The key to succeeding on LinkedIn is to make things personal (but not informal). Take time to write a custom note when sending a connection request and send it without the expectation of anything in return. Find ways to highlight how you add value to the conversation when commenting on posts and articles. Join groups and cheer others on when they share good news. In short, show up on LinkedIn as you would show up for your friend at work and you’ll start to notice others who are using it as a way to build connection and community online, too.
Digital Courses: Built-In Online Communities
Our last recommendation for building an online community for yourself is for those who love to enroll in digital courses, online classes and membership sites. Chances are the other people who are involved in the course, class or site really, really like what you like, too! So don’t be afraid to show up in the comment section or send a fun GIF when someone does something awesome. This is another great place to add value as well (but proceed with caution – no one likes a know-it-all).
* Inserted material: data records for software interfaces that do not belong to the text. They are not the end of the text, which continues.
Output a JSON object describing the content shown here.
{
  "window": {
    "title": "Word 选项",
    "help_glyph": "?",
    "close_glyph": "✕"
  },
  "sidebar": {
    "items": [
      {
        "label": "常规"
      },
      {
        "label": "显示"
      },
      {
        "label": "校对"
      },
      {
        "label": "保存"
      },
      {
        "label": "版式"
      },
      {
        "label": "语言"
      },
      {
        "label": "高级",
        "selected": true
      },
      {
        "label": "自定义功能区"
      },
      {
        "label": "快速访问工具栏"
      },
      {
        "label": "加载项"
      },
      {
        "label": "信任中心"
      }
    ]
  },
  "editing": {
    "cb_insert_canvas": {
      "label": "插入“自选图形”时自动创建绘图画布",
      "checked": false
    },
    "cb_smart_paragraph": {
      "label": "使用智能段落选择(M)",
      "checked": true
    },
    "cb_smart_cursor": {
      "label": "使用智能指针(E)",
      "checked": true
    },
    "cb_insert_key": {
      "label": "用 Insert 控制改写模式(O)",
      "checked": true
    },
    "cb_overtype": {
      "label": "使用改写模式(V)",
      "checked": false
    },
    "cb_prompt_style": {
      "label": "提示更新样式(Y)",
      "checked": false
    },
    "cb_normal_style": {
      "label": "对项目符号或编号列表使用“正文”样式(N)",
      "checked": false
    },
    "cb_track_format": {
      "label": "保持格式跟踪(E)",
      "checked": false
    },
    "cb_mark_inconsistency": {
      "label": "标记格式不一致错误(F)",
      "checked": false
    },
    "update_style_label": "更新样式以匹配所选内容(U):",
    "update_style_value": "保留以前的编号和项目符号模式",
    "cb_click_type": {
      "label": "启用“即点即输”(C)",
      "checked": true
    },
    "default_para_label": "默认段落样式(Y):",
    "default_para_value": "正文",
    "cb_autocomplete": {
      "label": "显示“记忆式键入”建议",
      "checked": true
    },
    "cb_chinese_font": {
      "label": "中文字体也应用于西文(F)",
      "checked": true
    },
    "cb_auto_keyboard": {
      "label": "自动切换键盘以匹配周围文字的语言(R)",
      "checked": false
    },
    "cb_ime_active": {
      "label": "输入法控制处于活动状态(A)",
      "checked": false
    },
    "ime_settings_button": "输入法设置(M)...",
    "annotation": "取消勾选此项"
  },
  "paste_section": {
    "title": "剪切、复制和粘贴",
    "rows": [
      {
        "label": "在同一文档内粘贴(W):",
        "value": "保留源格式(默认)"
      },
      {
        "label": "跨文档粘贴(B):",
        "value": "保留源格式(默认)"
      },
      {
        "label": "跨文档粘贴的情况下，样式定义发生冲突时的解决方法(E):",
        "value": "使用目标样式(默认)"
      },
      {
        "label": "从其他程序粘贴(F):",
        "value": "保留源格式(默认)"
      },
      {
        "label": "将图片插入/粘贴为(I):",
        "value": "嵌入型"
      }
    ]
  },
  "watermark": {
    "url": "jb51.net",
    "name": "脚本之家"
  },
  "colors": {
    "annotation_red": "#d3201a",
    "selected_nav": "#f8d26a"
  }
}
We like to think of this approach as finding a community within a community. The creator of the group becomes the common thread, but everyone in the group brings their own life experiences and perspectives.
You might join a succulent membership site to learn how to keep from killing plants the internet swears you can’t kill, but plants aren’t your only interest. You have a job and a life outside of that, too. By participating in the group discussion, you might find someone who lives in your hometown, works in the same industry or wants to find an accountability partner to finish writing a book. The succulent site becomes common ground to create a working friendship with this person and add one more connection to your online network. Making friends is hard, and trying to make them on the internet is even harder. That’s why we created our Small Business Marketing Challenge and Facebook Group, so you can meet like-minded business owners who want the same things you want: a trustworthy community online. We love seeing new faces in the group (and learning about your dreams and goals!), so consider this your first step to building your own personal online community.